Mark A. Socinski, MD
Three generations of drugs are now available to treat patients with EGFR
-mutant non–small cell lung cancer (NSCLC), and mutation testing for patients diagnosed with advanced or metastatic disease has been incorporated into clinical practice guidelines.
Yet many questions about translating these new tools into clinical practice linger. In this interview with OncologyLive
, Mark A. Socinski, MD, tackles some of these issues. Socinski is a professor of Medicine and Cardiothoracic Surgery at the University of Pittsburgh Medical Center (UPMC) and co-director of the UPMC Lung Cancer Center of Excellence. He also is clinical associate director of the center’s Lung SPORE research program.
OncologyLive: How important are EGFR mutations in the genomic landscape of NSCLC?
: Incredibly important. For a subset of largely adenocarcinoma of the lung, the standard of care has changed over the past 5 or 6 years as EGFR TKIs have been shown in multiple phase III trials to be superior to the former standard, which was combination chemotherapy. The population with this subtype, depending upon the patient mix in a practice, is probably between 5%-20%. By that I mean how many women, how many never-smokers, how many adenocarcinomas, how many Asians you may have.
For that 5%-20%, lung cancer is a different disease now. It’s associated with a much better prognosis, and the median survival in many studies is in excess of 2 years, even up to 3 years. The treatment is taking a pill once a day versus the standard old-fashioned chemotherapy. So the detection and diagnosis of EGFR
mutations is critically important in day-to-day practice today.
Please briefly discuss the current testing methods and ongoing research in this area.
There are multiple different testing methodologies, and they range from old-fashioned Sanger sequencing to next-generation sequencing and PCR-based technologies, all of which have increasing levels of sensitivity. We are also in a time where blood-based testing is a reality. There are a number of tests that look at circulating tumor DNA or circulating tumor cells to make the diagnosis of these mutations. We certainly will see more blood-based testing in the future.
I think it’s important that physicians realize that there may be different levels of sensitivity with different techniques. If, for instance, you have a clinical situation where you have a high suspicion of NSCLC—a never-smoking female with adenocarcinoma who happens to be Asian— this is a population that might have a 50%-60% chance of having an EGFR mutation. But if you get a negative result back on Sanger sequencing, I might in that setting do next-generation sequencing on that patient just to be absolutely sure. I do think that establishing a diagnosis of an EGFR

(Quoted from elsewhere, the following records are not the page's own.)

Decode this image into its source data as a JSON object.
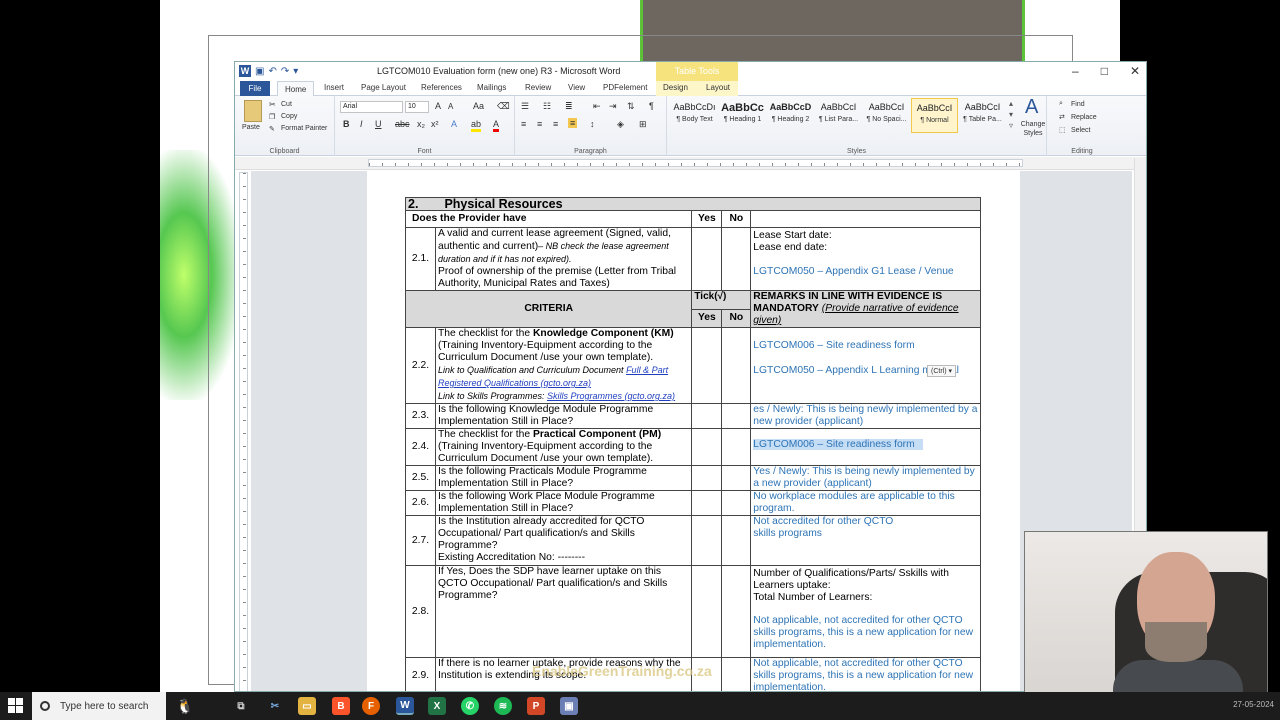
{
  "window": {
    "title": "LGTCOM010 Evaluation form (new one) R3 - Microsoft Word",
    "context_tab": "Table Tools",
    "minimize": "–",
    "maximize": "□",
    "close": "✕"
  },
  "tabs": [
    "File",
    "Home",
    "Insert",
    "Page Layout",
    "References",
    "Mailings",
    "Review",
    "View",
    "PDFelement",
    "Design",
    "Layout"
  ],
  "ribbon": {
    "clipboard": {
      "label": "Clipboard",
      "paste": "Paste",
      "cut": "Cut",
      "copy": "Copy",
      "format_painter": "Format Painter"
    },
    "font": {
      "label": "Font",
      "name": "Arial",
      "size": "10"
    },
    "paragraph": {
      "label": "Paragraph"
    },
    "styles": {
      "label": "Styles",
      "items": [
        {
          "preview": "AaBbCcDı",
          "name": "¶ Body Text"
        },
        {
          "preview": "AaBbCc",
          "name": "¶ Heading 1"
        },
        {
          "preview": "AaBbCcD",
          "name": "¶ Heading 2"
        },
        {
          "preview": "AaBbCcI",
          "name": "¶ List Para..."
        },
        {
          "preview": "AaBbCcI",
          "name": "¶ No Spaci..."
        },
        {
          "preview": "AaBbCcI",
          "name": "¶ Normal"
        },
        {
          "preview": "AaBbCcI",
          "name": "¶ Table Pa..."
        }
      ],
      "change_styles": "Change Styles"
    },
    "editing": {
      "label": "Editing",
      "find": "Find",
      "replace": "Replace",
      "select": "Select"
    }
  },
  "doc": {
    "section_number": "2.",
    "section_title": "Physical Resources",
    "provider_header": "Does the Provider have",
    "yes": "Yes",
    "no": "No",
    "tick": "Tick(√)",
    "criteria": "CRITERIA",
    "remarks_bold": "REMARKS IN LINE WITH EVIDENCE IS MANDATORY",
    "remarks_italic": "(Provide narrative of evidence given)",
    "row21": {
      "num": "2.1.",
      "a": "A valid and current lease agreement (Signed, valid, authentic and current)",
      "a_note": "– NB check the lease agreement duration and if it has not expired).",
      "b": "Proof of ownership of the premise (Letter from Tribal Authority, Municipal Rates and Taxes)",
      "r1": "Lease Start date:",
      "r2": "Lease end date:",
      "r3": "LGTCOM050 – Appendix G1 Lease / Venue"
    },
    "row22": {
      "num": "2.2.",
      "a_pre": "The checklist for the ",
      "a_bold": "Knowledge Component (KM)",
      "a_post": "(Training Inventory-Equipment according to the Curriculum Document /use your own template).",
      "l1_pre": "Link to Qualification and Curriculum Document ",
      "l1_link": "Full & Part Registered Qualifications (qcto.org.za)",
      "l2_pre": "Link to Skills Programmes: ",
      "l2_link": "Skills Programmes (qcto.org.za)",
      "r1": "LGTCOM006 – Site readiness form",
      "r2": "LGTCOM050 – Appendix L Learning material",
      "paste_badge": "(Ctrl) ▾"
    },
    "row23": {
      "num": "2.3.",
      "a": "Is the following Knowledge Module Programme Implementation Still in Place?",
      "r": "es / Newly: This is being newly implemented by a new provider (applicant)"
    },
    "row24": {
      "num": "2.4.",
      "a_pre": "The checklist for the ",
      "a_bold": "Practical Component (PM)",
      "a_post": "(Training Inventory-Equipment according to the Curriculum Document /use your own template).",
      "r": "LGTCOM006 – Site readiness form"
    },
    "row25": {
      "num": "2.5.",
      "a": "Is the following Practicals Module Programme Implementation Still in Place?",
      "r": "Yes / Newly: This is being newly implemented by a new provider (applicant)"
    },
    "row26": {
      "num": "2.6.",
      "a": "Is the following Work Place Module Programme Implementation Still in Place?",
      "r": "No workplace modules are applicable to this program."
    },
    "row27": {
      "num": "2.7.",
      "a": "Is the Institution already accredited for QCTO Occupational/ Part qualification/s and Skills Programme?",
      "a2": "Existing Accreditation No: --------",
      "r": "Not accredited for other QCTO skills programs"
    },
    "row28": {
      "num": "2.8.",
      "a": "If Yes, Does the SDP have learner uptake on this QCTO Occupational/ Part qualification/s and Skills Programme?",
      "r1": "Number of Qualifications/Parts/ Sskills with Learners uptake:",
      "r2": "Total Number of Learners:",
      "r3": "Not applicable, not accredited for other QCTO skills programs, this is a new application for new implementation."
    },
    "row29": {
      "num": "2.9.",
      "a": "If there is no learner uptake, provide reasons why the Institution is extending its scope.",
      "r": "Not applicable, not accredited for other QCTO skills programs, this is a new application for new implementation."
    },
    "watermark": "EnableGreenTraining.co.za"
  },
  "taskbar": {
    "search_placeholder": "Type here to search",
    "clock": "27-05-2024"
  },
  "colors": {
    "accent": "#2b579a",
    "remark_blue": "#2e74b5",
    "table_header": "#d9d9d9"
  }
}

mutation is a game-changer in adenocarcinoma of the lung.
What are the most significant unanswered questions and barriers to effective EGFR-targeted agents in EGFR-mutant NSCLC?
I think the biggest challenge is the development of resistance. It’s very gratifying to diagnose EGFR
mutations because you have a patient you can comfort by saying you have a better prognosis, and that this is a different type of lung cancer that’s driven by an oncogene for which we have a targeted therapy that is pretty effective. Response rates are usually in the 60%-80% range.
Unfortunately, it’s not a 100% response because we do have some de novo resistance issues. Patients get on oral therapy. There are toxicities that are problematic, but I think the toxicities with all the TKIs are manageable, certainly easier than chemotherapy side effects can be.
The median progression-free survival time is always in the 9- to -13-month range. So, I always think I have about a year with EGFR TKI therapy before patients are going to start to develop resistance. Certainly, we can have the experience where patients are on TKI therapy for 2 to 3 years—which is very gratifying for both doctor and patient—but what to do at the time of resistance is a key question.
A number of studies have determined that the predominant mechanism of resistance is the development of a secondary mutation in exon 20, which is the T790M
mutation, in 50%-60% of patients. That means that 40%-50% of patients have other mechanisms of resistance, whether it’s MET
amplification or PI3K
alterations or another growth pathway. HER2
has been implicated in certain instances, as has BRAF
, and histologic transformation is another issue in this population.